The landscape of when, where, and how frequently video advertising content is being consumed is changing rapidly. This feeds the need to rethink how video advertising content is planned and distributed. Though a lot of video advertising content is still being consumed over television (TV), an increasing amount is now being consumed online, and some content is being delivered both online as well as on TV.

TV generally offers higher reach and lower targeting while digital media channels offer higher targeting and lower reach. Now, there exists a continuum of targeting and reach that can be traversed using the right mix of TV offline and online media.

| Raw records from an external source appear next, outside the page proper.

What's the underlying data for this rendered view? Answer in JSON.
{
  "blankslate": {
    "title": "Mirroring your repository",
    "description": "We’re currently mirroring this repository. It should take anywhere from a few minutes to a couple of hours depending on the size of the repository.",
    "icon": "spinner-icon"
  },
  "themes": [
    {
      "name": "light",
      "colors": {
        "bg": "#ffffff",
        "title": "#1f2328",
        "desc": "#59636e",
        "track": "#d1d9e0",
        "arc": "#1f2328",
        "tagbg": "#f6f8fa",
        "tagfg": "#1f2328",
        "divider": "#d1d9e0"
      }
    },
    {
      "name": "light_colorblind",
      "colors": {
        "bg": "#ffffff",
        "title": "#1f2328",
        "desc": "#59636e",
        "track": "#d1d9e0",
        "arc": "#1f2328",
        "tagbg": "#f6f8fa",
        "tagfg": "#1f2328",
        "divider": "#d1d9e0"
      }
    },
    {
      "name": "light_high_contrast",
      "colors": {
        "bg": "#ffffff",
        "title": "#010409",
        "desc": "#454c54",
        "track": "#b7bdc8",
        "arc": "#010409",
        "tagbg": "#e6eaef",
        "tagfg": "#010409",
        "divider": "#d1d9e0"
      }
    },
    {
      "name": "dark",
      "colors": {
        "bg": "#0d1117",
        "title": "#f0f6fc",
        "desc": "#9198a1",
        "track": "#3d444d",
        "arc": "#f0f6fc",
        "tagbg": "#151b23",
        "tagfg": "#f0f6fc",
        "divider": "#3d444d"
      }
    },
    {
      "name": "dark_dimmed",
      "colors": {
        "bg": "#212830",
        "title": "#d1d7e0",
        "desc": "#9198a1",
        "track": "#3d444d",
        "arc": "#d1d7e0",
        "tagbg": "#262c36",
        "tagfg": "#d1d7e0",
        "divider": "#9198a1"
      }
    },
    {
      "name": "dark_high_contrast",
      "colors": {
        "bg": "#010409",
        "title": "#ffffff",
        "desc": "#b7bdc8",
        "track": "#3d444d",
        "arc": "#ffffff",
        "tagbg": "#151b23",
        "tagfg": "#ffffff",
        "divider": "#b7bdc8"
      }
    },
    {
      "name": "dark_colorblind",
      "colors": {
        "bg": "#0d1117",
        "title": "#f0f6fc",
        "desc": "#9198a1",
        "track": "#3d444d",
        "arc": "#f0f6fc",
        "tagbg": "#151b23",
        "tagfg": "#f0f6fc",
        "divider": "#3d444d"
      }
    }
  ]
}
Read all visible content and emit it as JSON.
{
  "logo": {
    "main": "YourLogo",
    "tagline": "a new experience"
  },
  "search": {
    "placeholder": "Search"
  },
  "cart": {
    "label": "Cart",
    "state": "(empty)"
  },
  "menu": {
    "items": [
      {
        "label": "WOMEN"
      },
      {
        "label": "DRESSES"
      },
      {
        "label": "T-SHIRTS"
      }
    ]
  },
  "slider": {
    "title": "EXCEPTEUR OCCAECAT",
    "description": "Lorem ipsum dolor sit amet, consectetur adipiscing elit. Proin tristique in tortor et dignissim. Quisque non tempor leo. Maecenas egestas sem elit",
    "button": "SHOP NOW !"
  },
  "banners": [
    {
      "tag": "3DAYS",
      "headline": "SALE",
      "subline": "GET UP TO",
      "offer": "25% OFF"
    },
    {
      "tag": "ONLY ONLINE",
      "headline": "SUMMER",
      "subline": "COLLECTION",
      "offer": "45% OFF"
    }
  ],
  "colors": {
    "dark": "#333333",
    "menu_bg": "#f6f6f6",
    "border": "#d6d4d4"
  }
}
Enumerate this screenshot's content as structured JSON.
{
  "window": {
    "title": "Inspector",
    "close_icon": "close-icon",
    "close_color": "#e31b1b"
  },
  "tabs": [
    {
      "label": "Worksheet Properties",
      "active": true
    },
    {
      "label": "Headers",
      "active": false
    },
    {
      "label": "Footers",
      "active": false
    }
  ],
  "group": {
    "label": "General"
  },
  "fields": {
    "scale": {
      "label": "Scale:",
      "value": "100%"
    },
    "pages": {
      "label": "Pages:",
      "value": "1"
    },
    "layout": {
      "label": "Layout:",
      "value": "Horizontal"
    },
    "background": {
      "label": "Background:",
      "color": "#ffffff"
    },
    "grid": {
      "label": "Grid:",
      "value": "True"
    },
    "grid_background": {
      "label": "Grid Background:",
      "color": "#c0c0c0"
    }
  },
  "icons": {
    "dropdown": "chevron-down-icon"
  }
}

Market Fusion Analytics (MFA) has developed the means and methods to quantify this continuum based on identifying the differences in (a) retention rates and the need for frequency across channels, (b) support level that leads to the onset of saturation, and (c) the effectiveness of the same content presented to an audience over TV vs. online.

Our findings concluded that digital video advertising is in fact more efficient than TV. The reach is narrower and more targeted, driving greater sales per impression at lower execution costs, thus generating higher ROI. However, the efficiency decreases rapidly as investment levels behind digital video advertising increase. The impact of digital video advertising saturates early and companies need to account for these diminishing returns within their media strategy.

Given the narrower reach of digital video, the maximum potential from TV is significantly higher. For moderate to low levels of spend, digital video still proves to be more effective and efficient. To utilize digital video most effectively, companies need to spend on digital video advertising, but not exclusively. Rather than take a head-long plunge into digital, companies should develop a media strategy that balances investment in both TV and digital video to reach full potential.

While corporations and advertising agencies are debating the split of their media budget by channel (i.e., TV vs. digital, and within digital — display vs. search and social), we argue in favor of a split that gives more weight to the different tactics to reach a consumer, i.e., videos, banners, incentives, keywords, etc. and treat the channels as a medium of delivery to control for reach and frequency.

For help with optimizing your media mix, reach out to us at